*** Records to use Section Begins ***

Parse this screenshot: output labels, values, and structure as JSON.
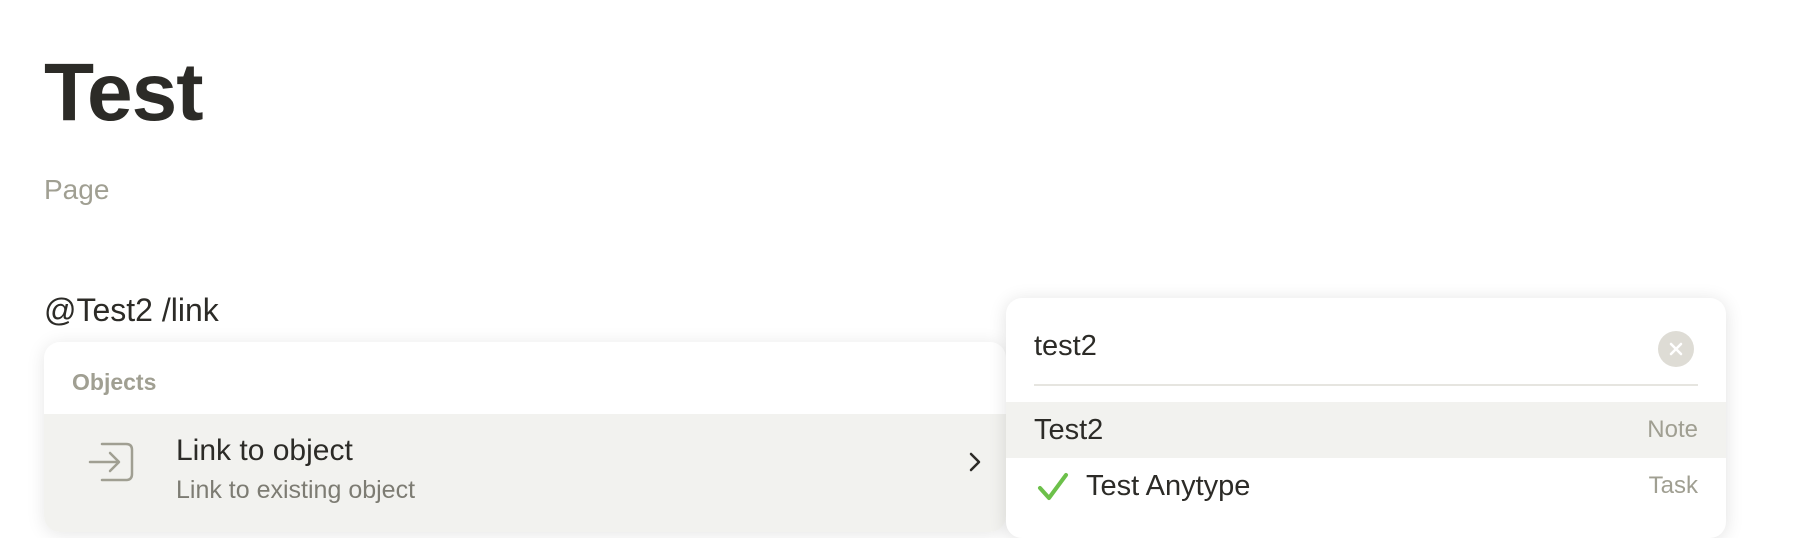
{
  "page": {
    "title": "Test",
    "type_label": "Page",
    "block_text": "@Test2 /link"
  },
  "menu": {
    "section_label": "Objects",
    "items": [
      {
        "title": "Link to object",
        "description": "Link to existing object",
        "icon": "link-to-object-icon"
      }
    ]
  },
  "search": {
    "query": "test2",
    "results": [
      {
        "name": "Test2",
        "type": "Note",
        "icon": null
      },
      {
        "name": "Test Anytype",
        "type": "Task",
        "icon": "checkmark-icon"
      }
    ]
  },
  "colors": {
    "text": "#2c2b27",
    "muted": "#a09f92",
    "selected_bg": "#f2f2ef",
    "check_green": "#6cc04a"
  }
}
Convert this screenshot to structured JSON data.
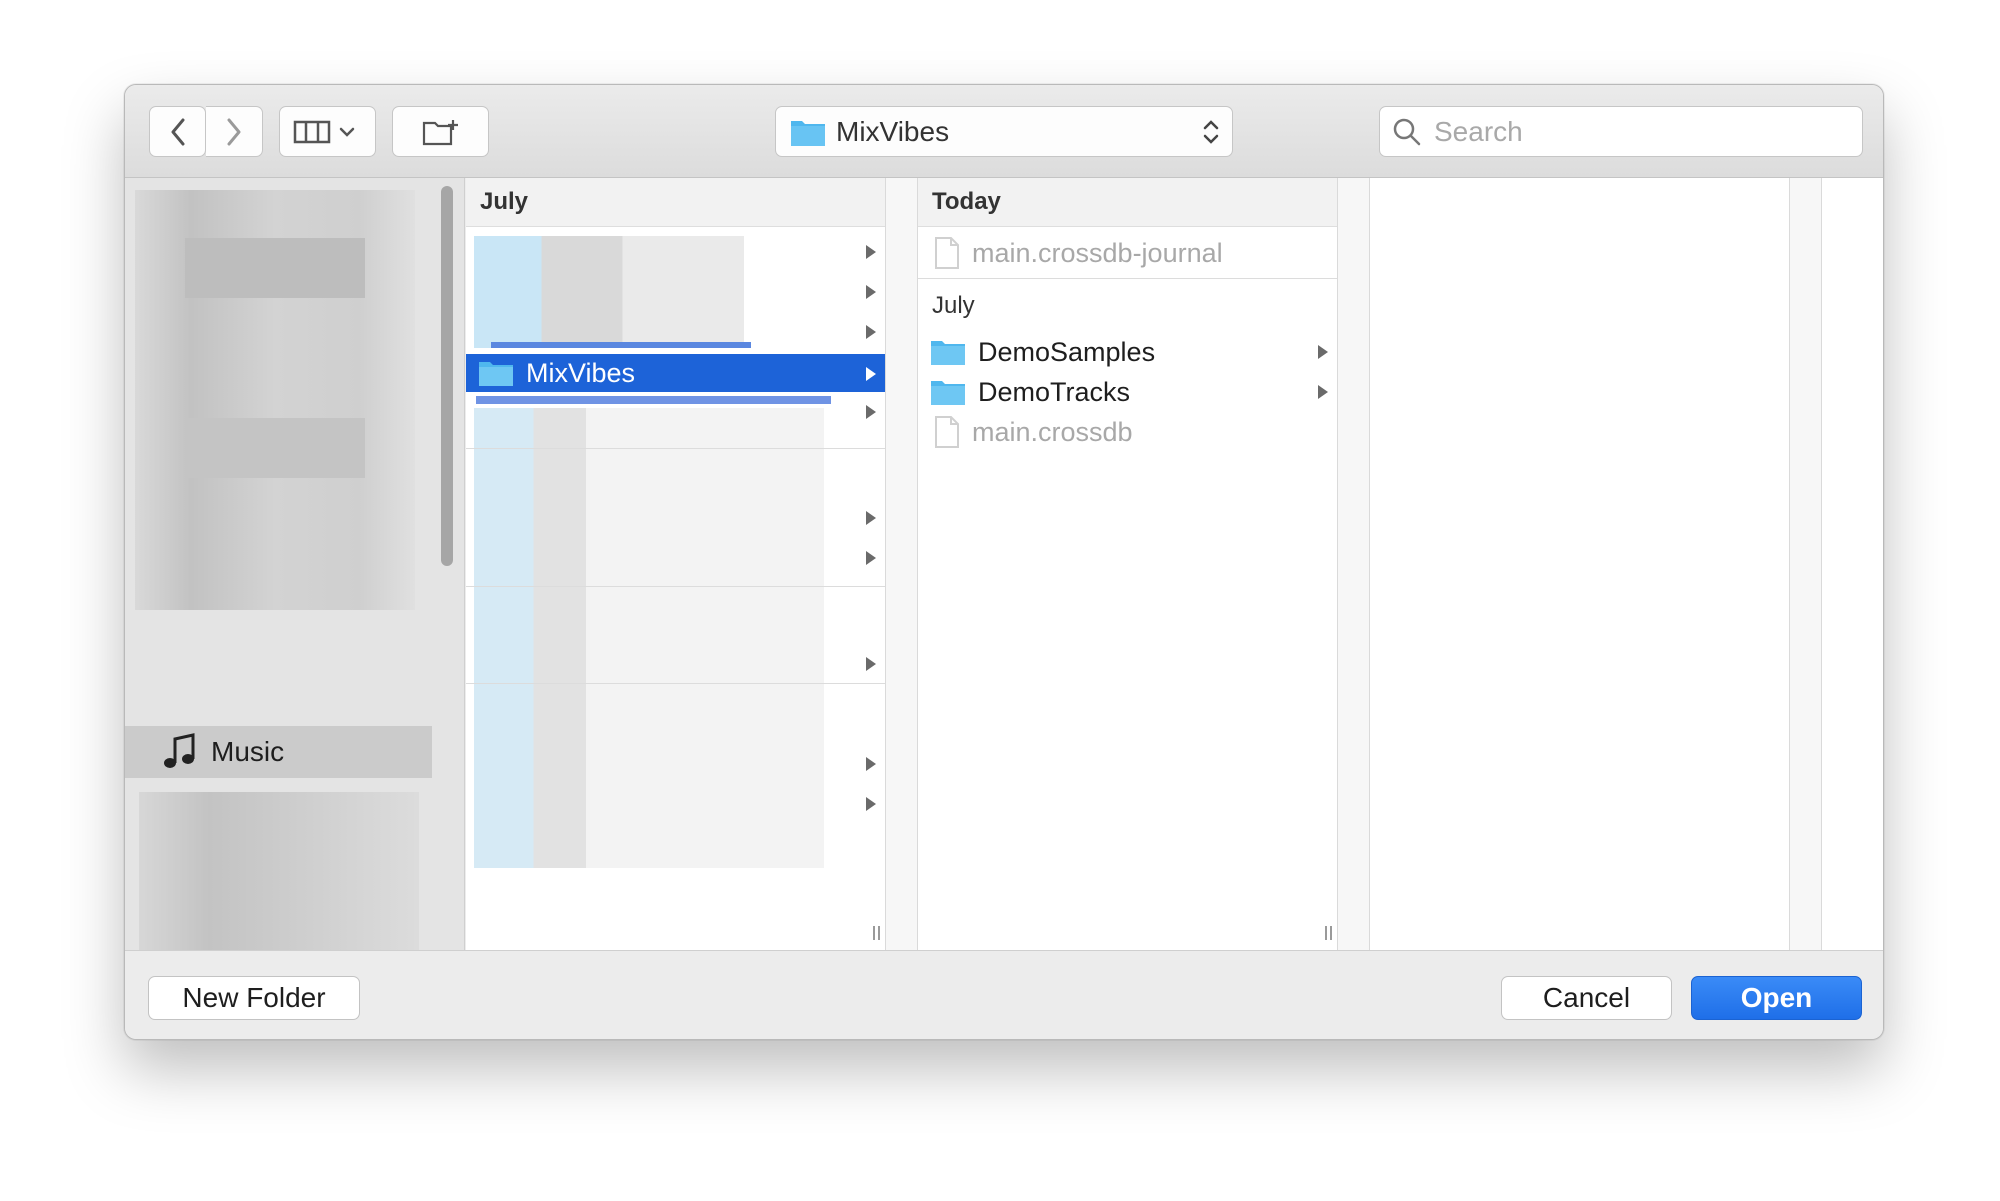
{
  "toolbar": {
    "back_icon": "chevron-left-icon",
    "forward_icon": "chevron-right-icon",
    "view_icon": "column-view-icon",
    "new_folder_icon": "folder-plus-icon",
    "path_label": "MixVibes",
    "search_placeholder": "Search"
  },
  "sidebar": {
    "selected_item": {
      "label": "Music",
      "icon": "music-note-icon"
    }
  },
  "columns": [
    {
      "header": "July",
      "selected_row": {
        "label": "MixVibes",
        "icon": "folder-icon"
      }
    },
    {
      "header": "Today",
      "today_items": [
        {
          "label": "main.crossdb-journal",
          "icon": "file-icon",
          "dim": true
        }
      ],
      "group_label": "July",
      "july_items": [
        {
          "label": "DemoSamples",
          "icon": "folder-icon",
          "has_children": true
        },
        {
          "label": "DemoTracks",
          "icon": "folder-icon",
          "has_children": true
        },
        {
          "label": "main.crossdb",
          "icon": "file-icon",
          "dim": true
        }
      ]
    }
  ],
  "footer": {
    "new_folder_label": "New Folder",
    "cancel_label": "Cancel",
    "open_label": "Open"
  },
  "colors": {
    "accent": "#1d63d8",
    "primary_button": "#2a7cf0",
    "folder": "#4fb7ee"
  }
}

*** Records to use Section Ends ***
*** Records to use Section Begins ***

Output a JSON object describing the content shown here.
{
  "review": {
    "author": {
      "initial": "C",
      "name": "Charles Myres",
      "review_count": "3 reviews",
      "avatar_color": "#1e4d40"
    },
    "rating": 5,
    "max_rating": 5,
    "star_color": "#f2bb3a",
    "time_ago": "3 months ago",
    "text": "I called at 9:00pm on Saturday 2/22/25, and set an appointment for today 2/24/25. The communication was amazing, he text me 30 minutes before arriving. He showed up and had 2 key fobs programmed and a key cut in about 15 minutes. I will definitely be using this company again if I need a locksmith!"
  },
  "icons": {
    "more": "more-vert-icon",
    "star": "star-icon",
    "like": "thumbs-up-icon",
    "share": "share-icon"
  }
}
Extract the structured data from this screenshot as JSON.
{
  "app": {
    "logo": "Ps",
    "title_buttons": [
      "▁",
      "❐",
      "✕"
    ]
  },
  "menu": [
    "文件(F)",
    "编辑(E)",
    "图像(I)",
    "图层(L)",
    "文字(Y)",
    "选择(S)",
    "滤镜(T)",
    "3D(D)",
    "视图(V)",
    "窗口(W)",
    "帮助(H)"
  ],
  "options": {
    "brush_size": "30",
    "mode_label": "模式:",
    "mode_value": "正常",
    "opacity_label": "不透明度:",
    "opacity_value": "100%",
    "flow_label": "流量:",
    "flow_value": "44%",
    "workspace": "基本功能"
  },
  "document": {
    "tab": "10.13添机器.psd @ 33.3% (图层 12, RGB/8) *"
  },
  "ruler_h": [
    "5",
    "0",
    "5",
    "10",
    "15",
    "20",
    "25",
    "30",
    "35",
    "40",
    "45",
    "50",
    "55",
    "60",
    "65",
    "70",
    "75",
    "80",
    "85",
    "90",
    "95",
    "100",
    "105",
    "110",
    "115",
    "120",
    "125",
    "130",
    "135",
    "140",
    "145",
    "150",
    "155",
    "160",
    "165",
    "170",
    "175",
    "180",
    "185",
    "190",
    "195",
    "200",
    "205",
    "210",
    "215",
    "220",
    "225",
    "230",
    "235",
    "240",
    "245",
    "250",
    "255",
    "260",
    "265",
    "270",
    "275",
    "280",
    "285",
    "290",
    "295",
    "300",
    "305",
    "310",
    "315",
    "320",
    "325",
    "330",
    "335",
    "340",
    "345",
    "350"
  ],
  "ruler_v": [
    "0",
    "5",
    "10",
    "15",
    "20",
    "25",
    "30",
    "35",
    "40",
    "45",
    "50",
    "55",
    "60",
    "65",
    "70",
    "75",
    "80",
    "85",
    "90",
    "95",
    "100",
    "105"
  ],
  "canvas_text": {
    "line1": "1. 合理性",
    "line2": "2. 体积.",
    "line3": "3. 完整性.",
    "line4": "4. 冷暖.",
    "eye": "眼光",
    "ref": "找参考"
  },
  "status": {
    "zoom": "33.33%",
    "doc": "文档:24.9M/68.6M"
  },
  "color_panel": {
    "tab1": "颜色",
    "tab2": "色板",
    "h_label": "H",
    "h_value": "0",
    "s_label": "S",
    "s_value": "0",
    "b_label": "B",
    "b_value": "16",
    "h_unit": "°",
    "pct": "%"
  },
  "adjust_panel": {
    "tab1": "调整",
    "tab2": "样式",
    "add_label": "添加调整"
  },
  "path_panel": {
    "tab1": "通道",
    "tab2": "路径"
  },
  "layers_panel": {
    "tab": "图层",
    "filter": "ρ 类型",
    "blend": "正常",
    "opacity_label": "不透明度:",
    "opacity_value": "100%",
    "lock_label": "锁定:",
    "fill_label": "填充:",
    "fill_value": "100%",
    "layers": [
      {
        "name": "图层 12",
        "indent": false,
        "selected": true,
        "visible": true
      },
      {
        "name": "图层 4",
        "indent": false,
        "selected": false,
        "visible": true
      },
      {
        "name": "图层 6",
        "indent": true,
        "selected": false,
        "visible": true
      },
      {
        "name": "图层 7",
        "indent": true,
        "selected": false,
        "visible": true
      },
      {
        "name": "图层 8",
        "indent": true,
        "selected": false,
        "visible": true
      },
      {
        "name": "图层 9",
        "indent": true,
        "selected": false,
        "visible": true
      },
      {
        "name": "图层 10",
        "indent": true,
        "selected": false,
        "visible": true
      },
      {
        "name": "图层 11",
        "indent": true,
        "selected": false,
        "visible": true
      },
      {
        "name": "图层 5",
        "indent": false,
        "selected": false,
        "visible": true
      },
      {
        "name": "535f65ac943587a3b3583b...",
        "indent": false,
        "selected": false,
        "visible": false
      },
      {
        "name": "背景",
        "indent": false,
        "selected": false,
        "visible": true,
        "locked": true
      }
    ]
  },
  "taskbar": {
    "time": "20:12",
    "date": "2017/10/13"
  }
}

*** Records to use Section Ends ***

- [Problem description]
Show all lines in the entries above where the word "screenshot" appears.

- [Response to this exercise]
Parse this screenshot: output labels, values, and structure as JSON.
Convert this screenshot to structured JSON data.
Extract the structured data from this screenshot as JSON.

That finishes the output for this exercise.